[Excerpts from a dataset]
--
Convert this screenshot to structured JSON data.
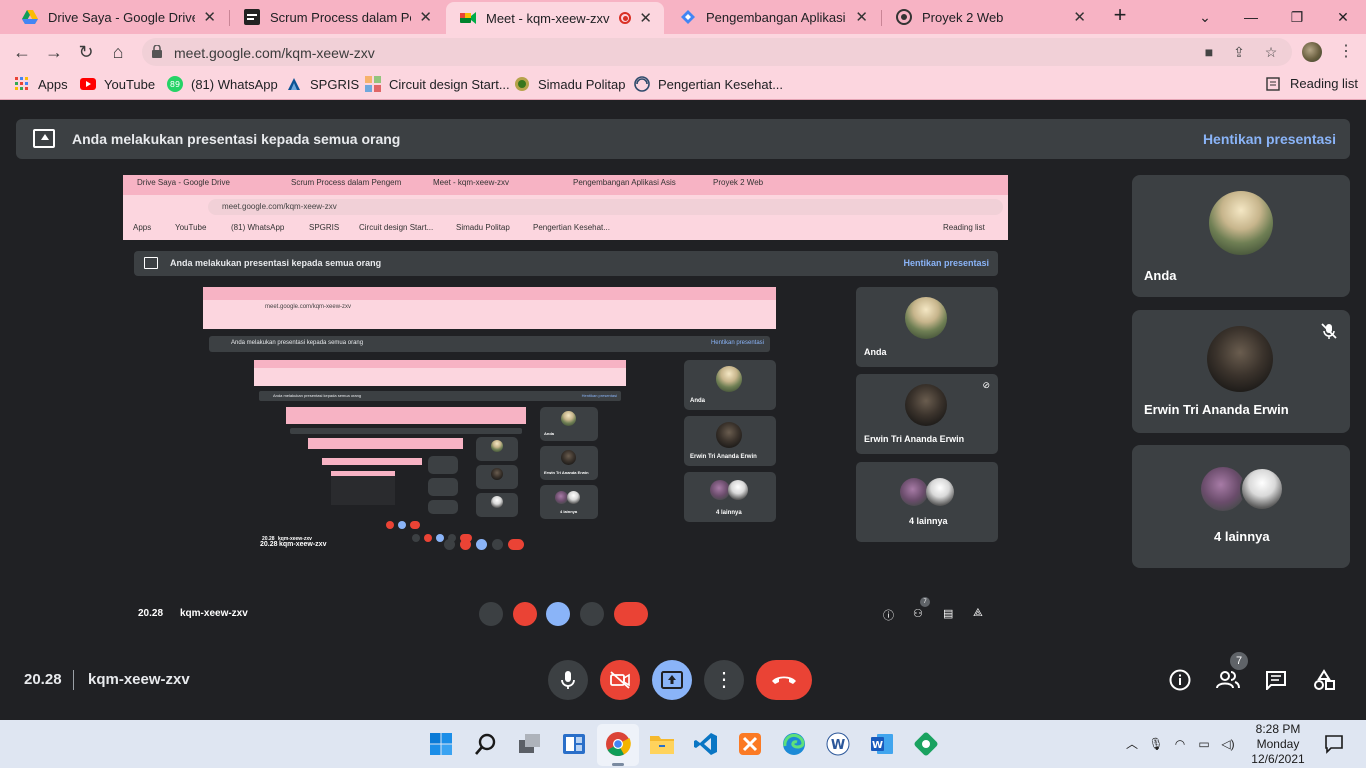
{
  "browser": {
    "tabs": [
      {
        "title": "Drive Saya - Google Drive",
        "icon": "google-drive-icon"
      },
      {
        "title": "Scrum Process dalam Pengem",
        "icon": "scrum-icon"
      },
      {
        "title": "Meet - kqm-xeew-zxv",
        "icon": "google-meet-icon",
        "active": true
      },
      {
        "title": "Pengembangan Aplikasi Asis",
        "icon": "diamond-icon"
      },
      {
        "title": "Proyek 2 Web",
        "icon": "github-icon"
      }
    ],
    "url": "meet.google.com/kqm-xeew-zxv",
    "bookmarks": [
      {
        "label": "Apps",
        "icon": "apps-grid-icon"
      },
      {
        "label": "YouTube",
        "icon": "youtube-icon"
      },
      {
        "label": "(81) WhatsApp",
        "icon": "whatsapp-icon"
      },
      {
        "label": "SPGRIS",
        "icon": "spgris-icon"
      },
      {
        "label": "Circuit design Start...",
        "icon": "circuit-icon"
      },
      {
        "label": "Simadu Politap",
        "icon": "simadu-icon"
      },
      {
        "label": "Pengertian Kesehat...",
        "icon": "globe-icon"
      }
    ],
    "reading_list": "Reading list",
    "colors": {
      "tabstrip": "#f7b3c4",
      "toolbar": "#fcd6df"
    }
  },
  "meet": {
    "banner": {
      "message": "Anda melakukan presentasi kepada semua orang",
      "stop_label": "Hentikan presentasi"
    },
    "participants": [
      {
        "name": "Anda",
        "muted": false
      },
      {
        "name": "Erwin Tri Ananda Erwin",
        "muted": true
      },
      {
        "name": "4 lainnya",
        "muted": false
      }
    ],
    "time": "20.28",
    "meeting_code": "kqm-xeew-zxv",
    "people_count": "7",
    "colors": {
      "background": "#202124",
      "tile": "#3c4043",
      "red": "#ea4335",
      "blue": "#8ab4f8"
    }
  },
  "nested": {
    "p1": {
      "tabs": [
        "Drive Saya - Google Drive",
        "Scrum Process dalam Pengem",
        "Meet - kqm-xeew-zxv",
        "Pengembangan Aplikasi Asis",
        "Proyek 2 Web"
      ],
      "url": "meet.google.com/kqm-xeew-zxv",
      "bookmarks": [
        "Apps",
        "YouTube",
        "(81) WhatsApp",
        "SPGRIS",
        "Circuit design Start...",
        "Simadu Politap",
        "Pengertian Kesehat..."
      ],
      "reading_list": "Reading list",
      "banner": "Anda melakukan presentasi kepada semua orang",
      "stop": "Hentikan presentasi",
      "time": "20.28",
      "code": "kqm-xeew-zxv",
      "people_count": "7",
      "participants": [
        "Anda",
        "Erwin Tri Ananda Erwin",
        "4 lainnya"
      ]
    },
    "p2": {
      "time": "20.28",
      "code": "kqm-xeew-zxv",
      "participants": [
        "Anda",
        "Erwin Tri Ananda Erwin",
        "4 lainnya"
      ],
      "banner": "Anda melakukan presentasi kepada semua orang",
      "stop": "Hentikan presentasi",
      "url": "meet.google.com/kqm-xeew-zxv"
    },
    "p3": {
      "time": "20.28",
      "code": "kqm-xeew-zxv",
      "participants": [
        "Anda",
        "Erwin Tri Ananda Erwin",
        "4 lainnya"
      ],
      "banner": "Anda melakukan presentasi kepada semua orang",
      "stop": "Hentikan presentasi"
    }
  },
  "taskbar": {
    "apps": [
      {
        "name": "Start",
        "icon": "windows-start-icon"
      },
      {
        "name": "Search",
        "icon": "search-icon"
      },
      {
        "name": "Task View",
        "icon": "task-view-icon"
      },
      {
        "name": "Widgets",
        "icon": "widgets-icon"
      },
      {
        "name": "Google Chrome",
        "icon": "chrome-icon"
      },
      {
        "name": "File Explorer",
        "icon": "folder-icon"
      },
      {
        "name": "Visual Studio Code",
        "icon": "vscode-icon"
      },
      {
        "name": "XAMPP",
        "icon": "xampp-icon"
      },
      {
        "name": "Microsoft Edge",
        "icon": "edge-icon"
      },
      {
        "name": "Word Online",
        "icon": "word-online-icon"
      },
      {
        "name": "Microsoft Word",
        "icon": "word-icon"
      },
      {
        "name": "Snipping",
        "icon": "snip-icon"
      }
    ],
    "clock": {
      "time": "8:28 PM",
      "day": "Monday",
      "date": "12/6/2021"
    }
  }
}
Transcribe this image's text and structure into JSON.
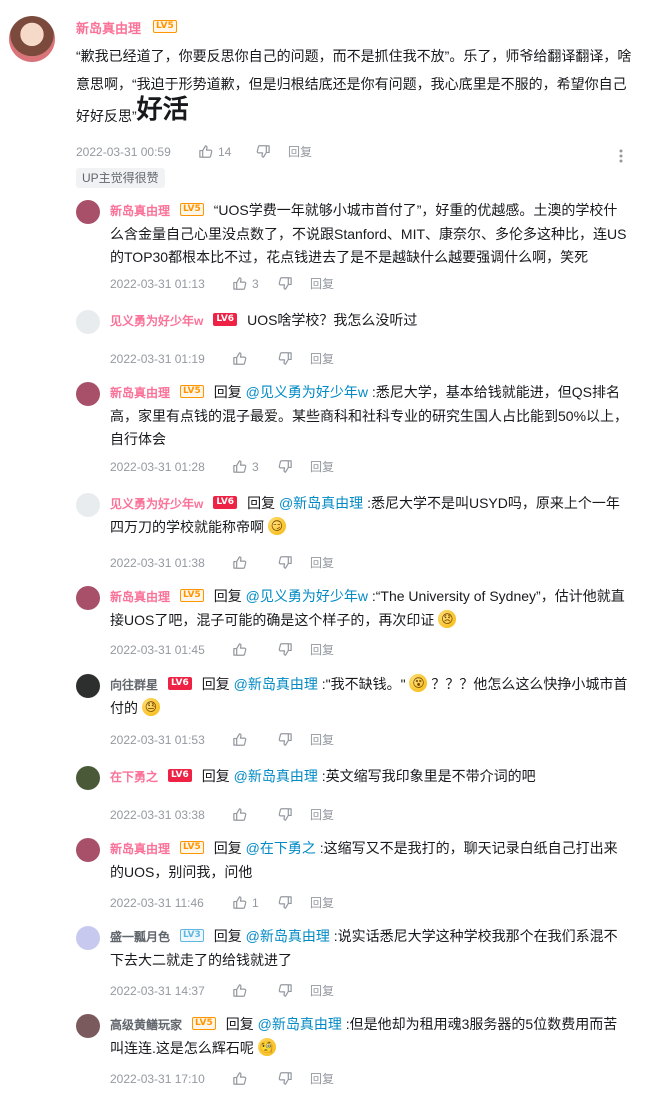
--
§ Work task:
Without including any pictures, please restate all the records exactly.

§ Solution to this problem:
Convert this screenshot to structured JSON data.
{
  "browser": {
    "tabs": [
      {
        "title": "Drive Saya - Google Drive",
        "icon": "google-drive-icon"
      },
      {
        "title": "Scrum Process dalam Pengem",
        "icon": "scrum-icon"
      },
      {
        "title": "Meet - kqm-xeew-zxv",
        "icon": "google-meet-icon",
        "active": true
      },
      {
        "title": "Pengembangan Aplikasi Asis",
        "icon": "diamond-icon"
      },
      {
        "title": "Proyek 2 Web",
        "icon": "github-icon"
      }
    ],
    "url": "meet.google.com/kqm-xeew-zxv",
    "bookmarks": [
      {
        "label": "Apps",
        "icon": "apps-grid-icon"
      },
      {
        "label": "YouTube",
        "icon": "youtube-icon"
      },
      {
        "label": "(81) WhatsApp",
        "icon": "whatsapp-icon"
      },
      {
        "label": "SPGRIS",
        "icon": "spgris-icon"
      },
      {
        "label": "Circuit design Start...",
        "icon": "circuit-icon"
      },
      {
        "label": "Simadu Politap",
        "icon": "simadu-icon"
      },
      {
        "label": "Pengertian Kesehat...",
        "icon": "globe-icon"
      }
    ],
    "reading_list": "Reading list",
    "colors": {
      "tabstrip": "#f7b3c4",
      "toolbar": "#fcd6df"
    }
  },
  "meet": {
    "banner": {
      "message": "Anda melakukan presentasi kepada semua orang",
      "stop_label": "Hentikan presentasi"
    },
    "participants": [
      {
        "name": "Anda",
        "muted": false
      },
      {
        "name": "Erwin Tri Ananda Erwin",
        "muted": true
      },
      {
        "name": "4 lainnya",
        "muted": false
      }
    ],
    "time": "20.28",
    "meeting_code": "kqm-xeew-zxv",
    "people_count": "7",
    "colors": {
      "background": "#202124",
      "tile": "#3c4043",
      "red": "#ea4335",
      "blue": "#8ab4f8"
    }
  },
  "nested": {
    "p1": {
      "tabs": [
        "Drive Saya - Google Drive",
        "Scrum Process dalam Pengem",
        "Meet - kqm-xeew-zxv",
        "Pengembangan Aplikasi Asis",
        "Proyek 2 Web"
      ],
      "url": "meet.google.com/kqm-xeew-zxv",
      "bookmarks": [
        "Apps",
        "YouTube",
        "(81) WhatsApp",
        "SPGRIS",
        "Circuit design Start...",
        "Simadu Politap",
        "Pengertian Kesehat..."
      ],
      "reading_list": "Reading list",
      "banner": "Anda melakukan presentasi kepada semua orang",
      "stop": "Hentikan presentasi",
      "time": "20.28",
      "code": "kqm-xeew-zxv",
      "people_count": "7",
      "participants": [
        "Anda",
        "Erwin Tri Ananda Erwin",
        "4 lainnya"
      ]
    },
    "p2": {
      "time": "20.28",
      "code": "kqm-xeew-zxv",
      "participants": [
        "Anda",
        "Erwin Tri Ananda Erwin",
        "4 lainnya"
      ],
      "banner": "Anda melakukan presentasi kepada semua orang",
      "stop": "Hentikan presentasi",
      "url": "meet.google.com/kqm-xeew-zxv"
    },
    "p3": {
      "time": "20.28",
      "code": "kqm-xeew-zxv",
      "participants": [
        "Anda",
        "Erwin Tri Ananda Erwin",
        "4 lainnya"
      ],
      "banner": "Anda melakukan presentasi kepada semua orang",
      "stop": "Hentikan presentasi"
    }
  },
  "taskbar": {
    "apps": [
      {
        "name": "Start",
        "icon": "windows-start-icon"
      },
      {
        "name": "Search",
        "icon": "search-icon"
      },
      {
        "name": "Task View",
        "icon": "task-view-icon"
      },
      {
        "name": "Widgets",
        "icon": "widgets-icon"
      },
      {
        "name": "Google Chrome",
        "icon": "chrome-icon"
      },
      {
        "name": "File Explorer",
        "icon": "folder-icon"
      },
      {
        "name": "Visual Studio Code",
        "icon": "vscode-icon"
      },
      {
        "name": "XAMPP",
        "icon": "xampp-icon"
      },
      {
        "name": "Microsoft Edge",
        "icon": "edge-icon"
      },
      {
        "name": "Word Online",
        "icon": "word-online-icon"
      },
      {
        "name": "Microsoft Word",
        "icon": "word-icon"
      },
      {
        "name": "Snipping",
        "icon": "snip-icon"
      }
    ],
    "clock": {
      "time": "8:28 PM",
      "day": "Monday",
      "date": "12/6/2021"
    }
  }
}
Transcribe this image's text and structure into JSON.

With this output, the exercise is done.